===== Given information =====

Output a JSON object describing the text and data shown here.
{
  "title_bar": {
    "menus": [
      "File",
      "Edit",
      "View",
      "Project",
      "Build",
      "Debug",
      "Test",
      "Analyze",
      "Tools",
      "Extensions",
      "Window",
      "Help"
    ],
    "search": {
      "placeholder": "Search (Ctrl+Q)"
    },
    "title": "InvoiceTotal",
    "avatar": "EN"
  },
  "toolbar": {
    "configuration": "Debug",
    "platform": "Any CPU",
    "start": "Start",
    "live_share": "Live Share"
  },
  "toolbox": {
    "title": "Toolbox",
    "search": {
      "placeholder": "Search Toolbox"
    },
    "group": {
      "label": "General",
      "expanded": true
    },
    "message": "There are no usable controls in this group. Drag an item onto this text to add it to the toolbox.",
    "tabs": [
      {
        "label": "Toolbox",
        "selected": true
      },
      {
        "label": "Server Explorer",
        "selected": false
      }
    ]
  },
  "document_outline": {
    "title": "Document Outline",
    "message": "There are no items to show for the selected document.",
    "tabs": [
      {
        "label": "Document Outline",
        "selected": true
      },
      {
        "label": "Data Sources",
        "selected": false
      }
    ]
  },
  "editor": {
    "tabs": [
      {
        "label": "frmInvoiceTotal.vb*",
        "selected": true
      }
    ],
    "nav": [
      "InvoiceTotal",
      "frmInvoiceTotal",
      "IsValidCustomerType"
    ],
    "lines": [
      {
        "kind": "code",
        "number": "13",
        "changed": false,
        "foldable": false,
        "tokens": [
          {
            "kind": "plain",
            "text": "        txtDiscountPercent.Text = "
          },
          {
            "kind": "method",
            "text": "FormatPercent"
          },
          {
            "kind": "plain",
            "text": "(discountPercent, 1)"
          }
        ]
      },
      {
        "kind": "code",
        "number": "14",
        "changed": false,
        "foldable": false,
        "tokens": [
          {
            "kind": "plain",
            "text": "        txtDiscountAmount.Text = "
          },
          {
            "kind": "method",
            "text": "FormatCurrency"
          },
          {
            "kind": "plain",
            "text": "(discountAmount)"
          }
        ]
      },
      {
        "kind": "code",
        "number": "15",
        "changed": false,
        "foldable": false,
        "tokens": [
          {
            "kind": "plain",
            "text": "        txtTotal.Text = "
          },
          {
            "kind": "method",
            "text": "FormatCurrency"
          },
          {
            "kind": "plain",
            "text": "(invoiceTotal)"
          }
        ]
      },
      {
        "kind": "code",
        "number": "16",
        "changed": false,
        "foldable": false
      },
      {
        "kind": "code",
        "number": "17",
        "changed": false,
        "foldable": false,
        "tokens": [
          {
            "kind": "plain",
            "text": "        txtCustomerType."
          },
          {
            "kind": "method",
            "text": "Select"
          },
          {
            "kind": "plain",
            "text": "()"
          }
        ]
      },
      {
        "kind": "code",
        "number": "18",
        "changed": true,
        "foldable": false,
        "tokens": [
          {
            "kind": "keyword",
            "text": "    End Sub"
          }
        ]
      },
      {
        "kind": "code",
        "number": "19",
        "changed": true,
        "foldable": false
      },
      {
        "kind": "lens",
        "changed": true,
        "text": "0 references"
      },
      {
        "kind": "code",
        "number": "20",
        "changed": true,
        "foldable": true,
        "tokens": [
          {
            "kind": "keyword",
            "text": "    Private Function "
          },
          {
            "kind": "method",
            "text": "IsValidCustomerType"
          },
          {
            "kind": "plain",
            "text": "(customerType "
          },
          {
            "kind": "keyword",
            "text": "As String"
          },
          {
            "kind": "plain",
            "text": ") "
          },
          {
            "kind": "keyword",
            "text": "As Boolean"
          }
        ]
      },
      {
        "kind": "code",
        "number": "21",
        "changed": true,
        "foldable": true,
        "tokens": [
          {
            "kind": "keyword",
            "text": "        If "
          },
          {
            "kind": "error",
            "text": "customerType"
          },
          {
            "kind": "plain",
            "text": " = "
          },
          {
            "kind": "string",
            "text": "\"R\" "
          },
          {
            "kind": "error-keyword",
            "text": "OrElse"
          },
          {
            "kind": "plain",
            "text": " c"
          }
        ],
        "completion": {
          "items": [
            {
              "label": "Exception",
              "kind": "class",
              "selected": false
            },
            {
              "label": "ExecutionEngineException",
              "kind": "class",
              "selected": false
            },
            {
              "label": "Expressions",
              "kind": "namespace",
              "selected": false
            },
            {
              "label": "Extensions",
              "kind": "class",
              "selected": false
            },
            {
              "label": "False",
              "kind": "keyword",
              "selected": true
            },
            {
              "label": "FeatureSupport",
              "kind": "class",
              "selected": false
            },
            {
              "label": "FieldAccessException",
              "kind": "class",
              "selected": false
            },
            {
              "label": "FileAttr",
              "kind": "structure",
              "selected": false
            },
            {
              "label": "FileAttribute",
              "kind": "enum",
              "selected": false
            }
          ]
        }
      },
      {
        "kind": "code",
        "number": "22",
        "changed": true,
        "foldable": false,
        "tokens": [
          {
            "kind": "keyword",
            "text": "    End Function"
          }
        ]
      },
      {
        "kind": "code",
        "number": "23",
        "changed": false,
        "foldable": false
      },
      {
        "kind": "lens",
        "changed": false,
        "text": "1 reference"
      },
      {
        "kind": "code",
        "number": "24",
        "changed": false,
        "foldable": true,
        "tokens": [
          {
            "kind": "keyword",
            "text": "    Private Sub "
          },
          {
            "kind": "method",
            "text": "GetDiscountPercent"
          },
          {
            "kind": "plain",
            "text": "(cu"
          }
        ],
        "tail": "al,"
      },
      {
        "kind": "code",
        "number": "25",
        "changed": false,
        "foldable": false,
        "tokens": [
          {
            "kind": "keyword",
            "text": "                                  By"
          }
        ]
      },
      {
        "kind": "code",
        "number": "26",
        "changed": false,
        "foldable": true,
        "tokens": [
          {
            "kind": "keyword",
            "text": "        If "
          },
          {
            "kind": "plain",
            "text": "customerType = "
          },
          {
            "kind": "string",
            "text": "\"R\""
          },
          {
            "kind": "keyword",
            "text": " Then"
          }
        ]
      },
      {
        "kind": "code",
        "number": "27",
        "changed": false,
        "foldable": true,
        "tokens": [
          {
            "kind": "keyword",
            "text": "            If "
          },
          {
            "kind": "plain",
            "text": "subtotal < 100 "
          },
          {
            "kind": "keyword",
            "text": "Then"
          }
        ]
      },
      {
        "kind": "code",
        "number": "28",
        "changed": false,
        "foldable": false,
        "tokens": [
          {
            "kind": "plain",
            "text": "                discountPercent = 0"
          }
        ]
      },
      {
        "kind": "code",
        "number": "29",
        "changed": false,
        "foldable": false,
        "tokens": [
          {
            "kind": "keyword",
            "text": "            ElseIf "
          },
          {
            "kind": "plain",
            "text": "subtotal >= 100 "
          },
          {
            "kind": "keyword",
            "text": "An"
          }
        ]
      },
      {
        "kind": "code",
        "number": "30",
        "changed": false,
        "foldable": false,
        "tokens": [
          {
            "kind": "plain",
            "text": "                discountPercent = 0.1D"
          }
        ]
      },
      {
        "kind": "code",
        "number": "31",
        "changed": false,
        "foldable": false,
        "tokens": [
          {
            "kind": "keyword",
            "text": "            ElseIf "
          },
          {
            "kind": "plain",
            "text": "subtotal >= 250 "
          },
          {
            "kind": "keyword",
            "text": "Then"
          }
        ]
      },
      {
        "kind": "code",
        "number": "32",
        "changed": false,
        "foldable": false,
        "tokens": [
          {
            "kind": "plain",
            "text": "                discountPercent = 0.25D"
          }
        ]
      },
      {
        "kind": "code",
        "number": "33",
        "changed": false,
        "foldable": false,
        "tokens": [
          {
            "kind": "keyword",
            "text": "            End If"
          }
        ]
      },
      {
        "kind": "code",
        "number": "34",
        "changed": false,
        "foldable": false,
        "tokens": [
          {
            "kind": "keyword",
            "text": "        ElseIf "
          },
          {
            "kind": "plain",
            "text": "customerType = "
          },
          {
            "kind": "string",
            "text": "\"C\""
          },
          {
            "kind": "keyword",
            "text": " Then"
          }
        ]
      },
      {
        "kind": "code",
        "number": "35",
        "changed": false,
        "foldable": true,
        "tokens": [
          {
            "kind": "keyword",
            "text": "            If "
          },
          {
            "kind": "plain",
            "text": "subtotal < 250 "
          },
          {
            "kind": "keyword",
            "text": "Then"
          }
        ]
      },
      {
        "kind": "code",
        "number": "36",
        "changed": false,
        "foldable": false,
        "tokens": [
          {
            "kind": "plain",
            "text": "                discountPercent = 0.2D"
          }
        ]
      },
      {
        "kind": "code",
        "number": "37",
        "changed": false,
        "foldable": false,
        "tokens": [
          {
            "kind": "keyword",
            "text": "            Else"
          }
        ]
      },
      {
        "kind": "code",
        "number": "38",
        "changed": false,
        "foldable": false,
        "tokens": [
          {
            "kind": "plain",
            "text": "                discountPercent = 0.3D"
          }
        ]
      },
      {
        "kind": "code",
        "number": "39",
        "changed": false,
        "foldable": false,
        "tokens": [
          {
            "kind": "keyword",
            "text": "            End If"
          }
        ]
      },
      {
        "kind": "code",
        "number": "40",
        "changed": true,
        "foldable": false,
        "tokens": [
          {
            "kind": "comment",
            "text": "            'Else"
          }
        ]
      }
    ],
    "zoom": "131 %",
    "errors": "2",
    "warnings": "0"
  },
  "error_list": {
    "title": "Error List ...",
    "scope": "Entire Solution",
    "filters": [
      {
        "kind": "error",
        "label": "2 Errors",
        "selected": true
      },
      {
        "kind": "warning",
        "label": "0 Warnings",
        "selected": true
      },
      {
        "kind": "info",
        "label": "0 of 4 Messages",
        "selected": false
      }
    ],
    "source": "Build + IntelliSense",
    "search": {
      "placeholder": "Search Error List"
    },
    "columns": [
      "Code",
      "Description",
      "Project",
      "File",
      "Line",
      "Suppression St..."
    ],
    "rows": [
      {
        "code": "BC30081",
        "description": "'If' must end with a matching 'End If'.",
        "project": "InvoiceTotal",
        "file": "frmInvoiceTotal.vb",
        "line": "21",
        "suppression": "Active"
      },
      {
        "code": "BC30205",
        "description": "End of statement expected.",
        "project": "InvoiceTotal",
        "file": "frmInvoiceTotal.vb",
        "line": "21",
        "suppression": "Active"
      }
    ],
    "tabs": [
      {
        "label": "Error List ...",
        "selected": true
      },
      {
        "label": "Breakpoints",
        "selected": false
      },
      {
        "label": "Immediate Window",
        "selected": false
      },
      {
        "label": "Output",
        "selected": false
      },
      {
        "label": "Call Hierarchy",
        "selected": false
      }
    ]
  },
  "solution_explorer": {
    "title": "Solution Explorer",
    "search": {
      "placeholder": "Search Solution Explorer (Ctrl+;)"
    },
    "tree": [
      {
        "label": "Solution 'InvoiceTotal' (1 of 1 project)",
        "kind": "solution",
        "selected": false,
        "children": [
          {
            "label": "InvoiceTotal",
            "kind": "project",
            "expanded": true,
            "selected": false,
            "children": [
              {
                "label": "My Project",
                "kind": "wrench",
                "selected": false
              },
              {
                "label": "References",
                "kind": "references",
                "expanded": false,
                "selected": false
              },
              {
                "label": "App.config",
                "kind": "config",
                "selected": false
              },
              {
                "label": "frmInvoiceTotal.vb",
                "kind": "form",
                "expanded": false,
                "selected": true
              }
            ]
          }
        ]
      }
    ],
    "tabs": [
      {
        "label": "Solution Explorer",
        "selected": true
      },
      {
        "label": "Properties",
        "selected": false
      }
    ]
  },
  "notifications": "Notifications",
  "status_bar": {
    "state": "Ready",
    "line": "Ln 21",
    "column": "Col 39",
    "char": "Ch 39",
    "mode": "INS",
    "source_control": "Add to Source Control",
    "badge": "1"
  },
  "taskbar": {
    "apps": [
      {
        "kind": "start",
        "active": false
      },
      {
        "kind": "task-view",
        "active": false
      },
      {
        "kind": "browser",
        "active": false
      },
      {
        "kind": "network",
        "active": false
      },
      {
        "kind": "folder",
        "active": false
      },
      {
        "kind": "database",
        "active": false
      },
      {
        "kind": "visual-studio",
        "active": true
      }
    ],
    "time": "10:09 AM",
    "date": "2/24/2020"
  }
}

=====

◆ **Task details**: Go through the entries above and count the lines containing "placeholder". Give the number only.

◆ **Task response**: 4